The last thing users and companies need is another layer of security concerns to worry about. iPhones are made in China, is there a risk? Cars with dangerous flaws are recalled and the manufacturers punished, but such oversight and punitive actions are rare for poor security practices or tech devices despite a much inferior safety record. As concerned as I am about foreign espionage, the dismal state of tech security in general makes it very hard to fight. A security flaw in a Chinese device is hardly a smoking gun when similar exploits are found in practically every similar device on the market, regardless of origin. Companies pass these headaches to their customers and consumers. They rely on the next exploit or hack distracting the public from the last one. Outrage is a healthy response, and one of the few ways consumers have to press for change.


The ability to publish and promote anonymously on a global scale has tended to expose our worst impulses and beliefs and to facilitate malign influences. But those impulses are still human ones and aren’t created by the tools we use to act on them.
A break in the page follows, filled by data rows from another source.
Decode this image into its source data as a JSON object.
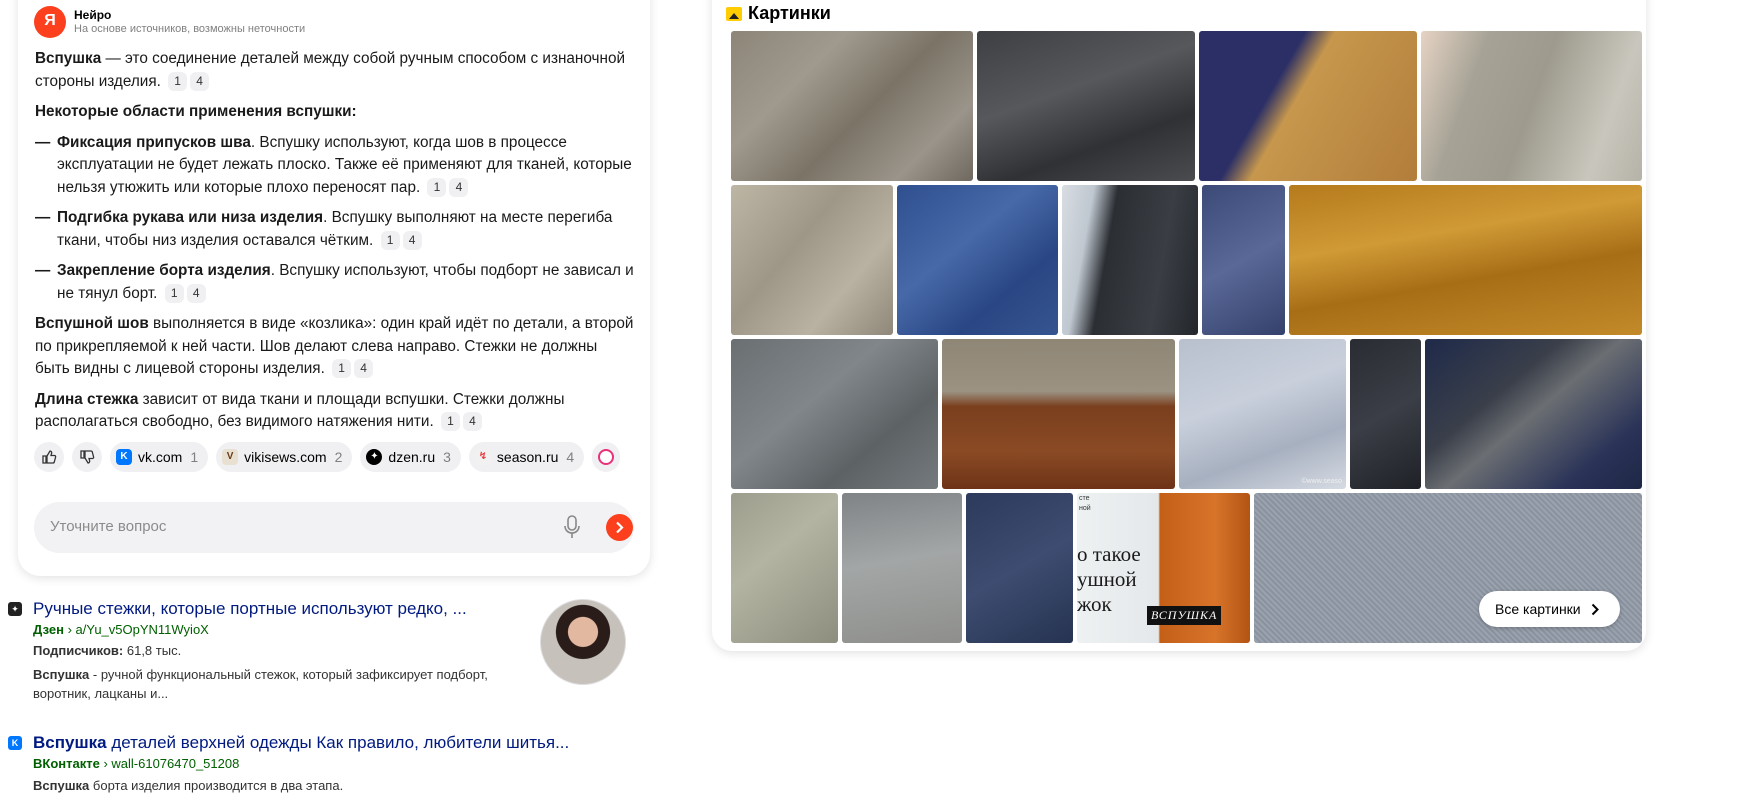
{
  "neuro": {
    "title": "Нейро",
    "subtitle": "На основе источников, возможны неточности",
    "logo_letter": "Я",
    "p1_bold": "Вспушка",
    "p1_text": " — это соединение деталей между собой ручным способом с изнаночной стороны изделия.",
    "p1_cites": [
      "1",
      "4"
    ],
    "heading": "Некоторые области применения вспушки:",
    "items": [
      {
        "bold": "Фиксация припусков шва",
        "text": ". Вспушку используют, когда шов в процессе эксплуатации не будет лежать плоско. Также её применяют для тканей, которые нельзя утюжить или которые плохо переносят пар.",
        "cites": [
          "1",
          "4"
        ]
      },
      {
        "bold": "Подгибка рукава или низа изделия",
        "text": ". Вспушку выполняют на месте перегиба ткани, чтобы низ изделия оставался чётким.",
        "cites": [
          "1",
          "4"
        ]
      },
      {
        "bold": "Закрепление борта изделия",
        "text": ". Вспушку используют, чтобы подборт не зависал и не тянул борт.",
        "cites": [
          "1",
          "4"
        ]
      }
    ],
    "p2_bold": "Вспушной шов",
    "p2_text": " выполняется в виде «козлика»: один край идёт по детали, а второй по прикрепляемой к ней части. Шов делают слева направо. Стежки не должны быть видны с лицевой стороны изделия.",
    "p2_cites": [
      "1",
      "4"
    ],
    "p3_bold": "Длина стежка",
    "p3_text": " зависит от вида ткани и площади вспушки. Стежки должны располагаться свободно, без видимого натяжения нити.",
    "p3_cites": [
      "1",
      "4"
    ],
    "sources": [
      {
        "name": "vk.com",
        "count": "1",
        "icon": "vk-icon",
        "color": "#0077ff",
        "glyph": "K"
      },
      {
        "name": "vikisews.com",
        "count": "2",
        "icon": "vikisews-icon",
        "color": "#e8e0d0",
        "glyph": "V"
      },
      {
        "name": "dzen.ru",
        "count": "3",
        "icon": "dzen-icon",
        "color": "#000000",
        "glyph": "✦"
      },
      {
        "name": "season.ru",
        "count": "4",
        "icon": "season-icon",
        "color": "#f1f1f1",
        "glyph": "↯"
      }
    ],
    "ask_placeholder": "Уточните вопрос"
  },
  "results": [
    {
      "icon": "dzen-icon",
      "title": "Ручные стежки, которые портные используют редко, ...",
      "crumb_site": "Дзен",
      "crumb_path": " › a/Yu_v5OpYN11WyioX",
      "meta_label": "Подписчиков:",
      "meta_value": " 61,8 тыс.",
      "snippet_bold": "Вспушка",
      "snippet_text": " - ручной функциональный стежок, который зафиксирует подборт, воротник, лацканы и..."
    },
    {
      "icon": "vk-icon",
      "title_bold": "Вспушка",
      "title_text": " деталей верхней одежды Как правило, любители шитья...",
      "crumb_site": "ВКонтакте",
      "crumb_path": " › wall-61076470_51208",
      "snippet_bold": "Вспушка",
      "snippet_text": " борта изделия производится в два этапа."
    }
  ],
  "images": {
    "title": "Картинки",
    "all_button": "Все картинки",
    "tile_caption_lines": [
      "о такое",
      "ушной",
      "жок"
    ],
    "tile_small_lines": [
      "сте",
      "ной"
    ],
    "tile_badge": "ВСПУШКА",
    "tile_watermark": "©www.seaso"
  }
}
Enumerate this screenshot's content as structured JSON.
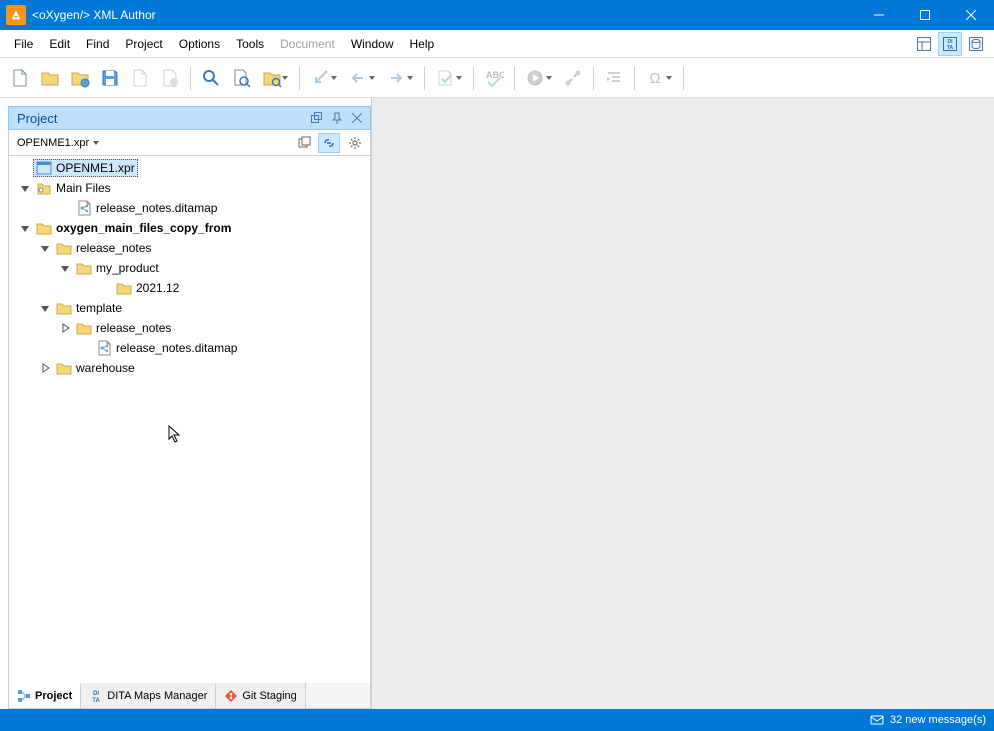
{
  "window": {
    "title": "<oXygen/> XML Author"
  },
  "menu": {
    "items": [
      "File",
      "Edit",
      "Find",
      "Project",
      "Options",
      "Tools",
      "Document",
      "Window",
      "Help"
    ],
    "disabled_index": 6
  },
  "toolbar_right_icons": [
    "perspective-layout-icon",
    "dita-perspective-icon",
    "db-perspective-icon"
  ],
  "panel": {
    "title": "Project",
    "selector": "OPENME1.xpr"
  },
  "tree": [
    {
      "depth": 0,
      "expand": "none",
      "icon": "project",
      "label": "OPENME1.xpr",
      "selected": true
    },
    {
      "depth": 0,
      "expand": "open",
      "icon": "mainfiles",
      "label": "Main Files"
    },
    {
      "depth": 1,
      "expand": "none2",
      "icon": "ditamap",
      "label": "release_notes.ditamap"
    },
    {
      "depth": 0,
      "expand": "open",
      "icon": "folder",
      "label": "oxygen_main_files_copy_from",
      "bold": true
    },
    {
      "depth": 1,
      "expand": "open",
      "icon": "folder",
      "label": "release_notes"
    },
    {
      "depth": 2,
      "expand": "open",
      "icon": "folder",
      "label": "my_product"
    },
    {
      "depth": 3,
      "expand": "none2",
      "icon": "folder",
      "label": "2021.12"
    },
    {
      "depth": 1,
      "expand": "open",
      "icon": "folder",
      "label": "template"
    },
    {
      "depth": 2,
      "expand": "closed",
      "icon": "folder",
      "label": "release_notes"
    },
    {
      "depth": 2,
      "expand": "none2",
      "icon": "ditamap",
      "label": "release_notes.ditamap"
    },
    {
      "depth": 1,
      "expand": "closed",
      "icon": "folder",
      "label": "warehouse"
    }
  ],
  "bottom_tabs": [
    {
      "label": "Project",
      "icon": "tree-icon",
      "active": true
    },
    {
      "label": "DITA Maps Manager",
      "icon": "dita-icon",
      "active": false
    },
    {
      "label": "Git Staging",
      "icon": "git-icon",
      "active": false
    }
  ],
  "status": {
    "messages": "32 new message(s)"
  }
}
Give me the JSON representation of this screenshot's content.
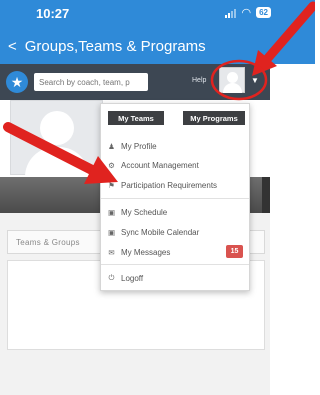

Anonymous comments are so often worse than those made openly because the people who post them are terrible humans, not because the technology that enables them is malicious or poorly designed.

This does not mean we should live in a world without regulation of these powerful new technologies. A similar argument is made by American gun advocates with their mantra “guns don’t kill people, people do,” but even most of them acknowledge that rocket launchers and tanks shouldn’t be available to the public. If the lines aren’t clear even with weapons, how can they be drawn in cyberspace?


Anti-regulation arguments with digital technology are further complicated by the obvious benefits these tools provide. Few people can argue why they really need to own a machine gun, but everyone loves to use social media, buy internet-connected home devices, and get the newest phones and other gadgets that are now essential to modern life. That these technologies can, in the wrong hands, become “weapons of mass amplification” that enable misinformation networks, privacy abuses, and security catastrophes does not make them evil. My argument has always been that we need better people, not just smarter machines.

The point of regulations and laws is to acknowledge that human nature isn’t what we might hope it to be and to push people toward behavior that is healthier for society, and, when absolutely necessary, to coerce them. Of course, the people writing the laws aren’t angels either, so we rely on a process of trial and error for the evolution of norms, procedures, and regulations that work for the greater good. This is a very slow process, while technological change and its adoption are more rapid all the time.


The fights may be old ones, but these new battlefields are tilted in favor of the bad guys because they don’t have to play by the rules. As long as that remains the case, individuals need to stay vigilant.